Segment Start: EXCERPTED DATA
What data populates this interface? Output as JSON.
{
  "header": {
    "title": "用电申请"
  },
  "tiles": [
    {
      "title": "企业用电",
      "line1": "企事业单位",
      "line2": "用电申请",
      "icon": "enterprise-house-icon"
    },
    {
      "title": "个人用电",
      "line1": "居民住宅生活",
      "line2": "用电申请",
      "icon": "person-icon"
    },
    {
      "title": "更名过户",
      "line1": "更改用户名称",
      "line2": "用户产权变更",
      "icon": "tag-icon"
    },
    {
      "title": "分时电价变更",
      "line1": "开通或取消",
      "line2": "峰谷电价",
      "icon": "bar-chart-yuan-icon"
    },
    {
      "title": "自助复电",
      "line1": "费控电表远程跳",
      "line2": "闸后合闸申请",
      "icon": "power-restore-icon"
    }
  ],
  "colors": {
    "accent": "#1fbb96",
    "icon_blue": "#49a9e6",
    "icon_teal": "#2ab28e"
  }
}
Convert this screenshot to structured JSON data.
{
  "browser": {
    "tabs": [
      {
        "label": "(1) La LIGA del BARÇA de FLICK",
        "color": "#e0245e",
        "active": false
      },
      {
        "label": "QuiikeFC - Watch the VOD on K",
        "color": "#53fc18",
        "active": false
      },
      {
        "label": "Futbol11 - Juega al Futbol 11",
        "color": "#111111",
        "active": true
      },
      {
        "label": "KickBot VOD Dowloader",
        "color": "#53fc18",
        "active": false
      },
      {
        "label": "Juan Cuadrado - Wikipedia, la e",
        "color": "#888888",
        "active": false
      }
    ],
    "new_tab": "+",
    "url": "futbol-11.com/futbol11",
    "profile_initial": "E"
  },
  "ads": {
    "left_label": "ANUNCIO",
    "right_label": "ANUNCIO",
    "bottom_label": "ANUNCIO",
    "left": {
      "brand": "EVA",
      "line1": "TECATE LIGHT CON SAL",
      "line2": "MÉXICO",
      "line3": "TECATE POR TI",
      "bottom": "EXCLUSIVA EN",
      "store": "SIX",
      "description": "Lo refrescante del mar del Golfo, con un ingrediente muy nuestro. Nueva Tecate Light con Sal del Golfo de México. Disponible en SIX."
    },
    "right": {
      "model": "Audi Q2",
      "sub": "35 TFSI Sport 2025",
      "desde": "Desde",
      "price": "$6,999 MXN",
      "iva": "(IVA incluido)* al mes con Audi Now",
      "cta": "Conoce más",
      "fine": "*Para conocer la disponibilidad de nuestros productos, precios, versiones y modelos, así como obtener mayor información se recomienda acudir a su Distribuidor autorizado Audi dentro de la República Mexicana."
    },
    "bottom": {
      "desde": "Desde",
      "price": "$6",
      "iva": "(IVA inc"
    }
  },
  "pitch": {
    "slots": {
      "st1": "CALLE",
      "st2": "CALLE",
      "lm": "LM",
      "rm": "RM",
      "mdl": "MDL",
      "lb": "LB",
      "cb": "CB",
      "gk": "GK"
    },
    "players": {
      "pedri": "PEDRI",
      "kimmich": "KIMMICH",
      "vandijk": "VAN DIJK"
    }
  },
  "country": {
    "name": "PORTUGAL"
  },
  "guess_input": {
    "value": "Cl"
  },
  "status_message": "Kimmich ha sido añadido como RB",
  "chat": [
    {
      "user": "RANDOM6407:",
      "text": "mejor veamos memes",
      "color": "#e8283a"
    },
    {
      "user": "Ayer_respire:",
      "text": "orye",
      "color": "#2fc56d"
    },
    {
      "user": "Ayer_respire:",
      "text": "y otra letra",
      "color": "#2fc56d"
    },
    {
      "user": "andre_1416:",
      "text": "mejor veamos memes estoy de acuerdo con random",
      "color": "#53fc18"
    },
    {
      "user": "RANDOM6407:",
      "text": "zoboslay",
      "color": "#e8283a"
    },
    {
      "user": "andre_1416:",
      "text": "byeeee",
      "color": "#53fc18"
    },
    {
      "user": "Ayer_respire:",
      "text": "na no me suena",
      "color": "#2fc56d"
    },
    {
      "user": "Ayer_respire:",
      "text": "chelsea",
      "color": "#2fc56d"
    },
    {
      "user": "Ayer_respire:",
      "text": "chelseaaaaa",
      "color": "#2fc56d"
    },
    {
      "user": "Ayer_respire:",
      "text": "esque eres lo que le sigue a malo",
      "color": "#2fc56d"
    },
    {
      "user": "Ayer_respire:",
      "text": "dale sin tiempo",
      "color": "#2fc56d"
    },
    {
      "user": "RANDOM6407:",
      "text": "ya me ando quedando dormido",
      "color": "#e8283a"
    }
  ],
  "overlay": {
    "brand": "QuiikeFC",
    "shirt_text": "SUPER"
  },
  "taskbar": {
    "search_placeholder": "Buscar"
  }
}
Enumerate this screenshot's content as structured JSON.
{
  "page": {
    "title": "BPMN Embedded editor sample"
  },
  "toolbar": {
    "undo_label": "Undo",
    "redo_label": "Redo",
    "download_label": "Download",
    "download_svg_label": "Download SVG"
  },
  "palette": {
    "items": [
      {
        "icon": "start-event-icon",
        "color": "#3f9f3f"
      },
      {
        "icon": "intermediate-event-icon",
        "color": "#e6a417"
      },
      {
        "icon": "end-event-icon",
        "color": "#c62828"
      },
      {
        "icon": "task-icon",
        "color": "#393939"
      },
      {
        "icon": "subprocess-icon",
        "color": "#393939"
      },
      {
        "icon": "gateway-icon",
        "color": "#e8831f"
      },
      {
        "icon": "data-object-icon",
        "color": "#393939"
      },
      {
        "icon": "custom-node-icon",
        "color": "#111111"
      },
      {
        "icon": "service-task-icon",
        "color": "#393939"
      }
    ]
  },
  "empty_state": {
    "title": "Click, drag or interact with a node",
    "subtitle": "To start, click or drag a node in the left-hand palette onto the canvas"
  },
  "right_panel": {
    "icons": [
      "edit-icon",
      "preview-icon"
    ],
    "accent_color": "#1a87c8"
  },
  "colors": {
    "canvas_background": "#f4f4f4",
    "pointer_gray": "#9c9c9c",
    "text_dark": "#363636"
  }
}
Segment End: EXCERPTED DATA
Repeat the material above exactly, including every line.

> _EXERCISE SOLUTION_
What data populates this interface? Output as JSON.
{
  "header": {
    "title": "用电申请"
  },
  "tiles": [
    {
      "title": "企业用电",
      "line1": "企事业单位",
      "line2": "用电申请",
      "icon": "enterprise-house-icon"
    },
    {
      "title": "个人用电",
      "line1": "居民住宅生活",
      "line2": "用电申请",
      "icon": "person-icon"
    },
    {
      "title": "更名过户",
      "line1": "更改用户名称",
      "line2": "用户产权变更",
      "icon": "tag-icon"
    },
    {
      "title": "分时电价变更",
      "line1": "开通或取消",
      "line2": "峰谷电价",
      "icon": "bar-chart-yuan-icon"
    },
    {
      "title": "自助复电",
      "line1": "费控电表远程跳",
      "line2": "闸后合闸申请",
      "icon": "power-restore-icon"
    }
  ],
  "colors": {
    "accent": "#1fbb96",
    "icon_blue": "#49a9e6",
    "icon_teal": "#2ab28e"
  }
}
Convert this screenshot to structured JSON data.
{
  "browser": {
    "tabs": [
      {
        "label": "(1) La LIGA del BARÇA de FLICK",
        "color": "#e0245e",
        "active": false
      },
      {
        "label": "QuiikeFC - Watch the VOD on K",
        "color": "#53fc18",
        "active": false
      },
      {
        "label": "Futbol11 - Juega al Futbol 11",
        "color": "#111111",
        "active": true
      },
      {
        "label": "KickBot VOD Dowloader",
        "color": "#53fc18",
        "active": false
      },
      {
        "label": "Juan Cuadrado - Wikipedia, la e",
        "color": "#888888",
        "active": false
      }
    ],
    "new_tab": "+",
    "url": "futbol-11.com/futbol11",
    "profile_initial": "E"
  },
  "ads": {
    "left_label": "ANUNCIO",
    "right_label": "ANUNCIO",
    "bottom_label": "ANUNCIO",
    "left": {
      "brand": "EVA",
      "line1": "TECATE LIGHT CON SAL",
      "line2": "MÉXICO",
      "line3": "TECATE POR TI",
      "bottom": "EXCLUSIVA EN",
      "store": "SIX",
      "description": "Lo refrescante del mar del Golfo, con un ingrediente muy nuestro. Nueva Tecate Light con Sal del Golfo de México. Disponible en SIX."
    },
    "right": {
      "model": "Audi Q2",
      "sub": "35 TFSI Sport 2025",
      "desde": "Desde",
      "price": "$6,999 MXN",
      "iva": "(IVA incluido)* al mes con Audi Now",
      "cta": "Conoce más",
      "fine": "*Para conocer la disponibilidad de nuestros productos, precios, versiones y modelos, así como obtener mayor información se recomienda acudir a su Distribuidor autorizado Audi dentro de la República Mexicana."
    },
    "bottom": {
      "desde": "Desde",
      "price": "$6",
      "iva": "(IVA inc"
    }
  },
  "pitch": {
    "slots": {
      "st1": "CALLE",
      "st2": "CALLE",
      "lm": "LM",
      "rm": "RM",
      "mdl": "MDL",
      "lb": "LB",
      "cb": "CB",
      "gk": "GK"
    },
    "players": {
      "pedri": "PEDRI",
      "kimmich": "KIMMICH",
      "vandijk": "VAN DIJK"
    }
  },
  "country": {
    "name": "PORTUGAL"
  },
  "guess_input": {
    "value": "Cl"
  },
  "status_message": "Kimmich ha sido añadido como RB",
  "chat": [
    {
      "user": "RANDOM6407:",
      "text": "mejor veamos memes",
      "color": "#e8283a"
    },
    {
      "user": "Ayer_respire:",
      "text": "orye",
      "color": "#2fc56d"
    },
    {
      "user": "Ayer_respire:",
      "text": "y otra letra",
      "color": "#2fc56d"
    },
    {
      "user": "andre_1416:",
      "text": "mejor veamos memes estoy de acuerdo con random",
      "color": "#53fc18"
    },
    {
      "user": "RANDOM6407:",
      "text": "zoboslay",
      "color": "#e8283a"
    },
    {
      "user": "andre_1416:",
      "text": "byeeee",
      "color": "#53fc18"
    },
    {
      "user": "Ayer_respire:",
      "text": "na no me suena",
      "color": "#2fc56d"
    },
    {
      "user": "Ayer_respire:",
      "text": "chelsea",
      "color": "#2fc56d"
    },
    {
      "user": "Ayer_respire:",
      "text": "chelseaaaaa",
      "color": "#2fc56d"
    },
    {
      "user": "Ayer_respire:",
      "text": "esque eres lo que le sigue a malo",
      "color": "#2fc56d"
    },
    {
      "user": "Ayer_respire:",
      "text": "dale sin tiempo",
      "color": "#2fc56d"
    },
    {
      "user": "RANDOM6407:",
      "text": "ya me ando quedando dormido",
      "color": "#e8283a"
    }
  ],
  "overlay": {
    "brand": "QuiikeFC",
    "shirt_text": "SUPER"
  },
  "taskbar": {
    "search_placeholder": "Buscar"
  }
}
Enumerate this screenshot's content as structured JSON.
{
  "page": {
    "title": "BPMN Embedded editor sample"
  },
  "toolbar": {
    "undo_label": "Undo",
    "redo_label": "Redo",
    "download_label": "Download",
    "download_svg_label": "Download SVG"
  },
  "palette": {
    "items": [
      {
        "icon": "start-event-icon",
        "color": "#3f9f3f"
      },
      {
        "icon": "intermediate-event-icon",
        "color": "#e6a417"
      },
      {
        "icon": "end-event-icon",
        "color": "#c62828"
      },
      {
        "icon": "task-icon",
        "color": "#393939"
      },
      {
        "icon": "subprocess-icon",
        "color": "#393939"
      },
      {
        "icon": "gateway-icon",
        "color": "#e8831f"
      },
      {
        "icon": "data-object-icon",
        "color": "#393939"
      },
      {
        "icon": "custom-node-icon",
        "color": "#111111"
      },
      {
        "icon": "service-task-icon",
        "color": "#393939"
      }
    ]
  },
  "empty_state": {
    "title": "Click, drag or interact with a node",
    "subtitle": "To start, click or drag a node in the left-hand palette onto the canvas"
  },
  "right_panel": {
    "icons": [
      "edit-icon",
      "preview-icon"
    ],
    "accent_color": "#1a87c8"
  },
  "colors": {
    "canvas_background": "#f4f4f4",
    "pointer_gray": "#9c9c9c",
    "text_dark": "#363636"
  }
}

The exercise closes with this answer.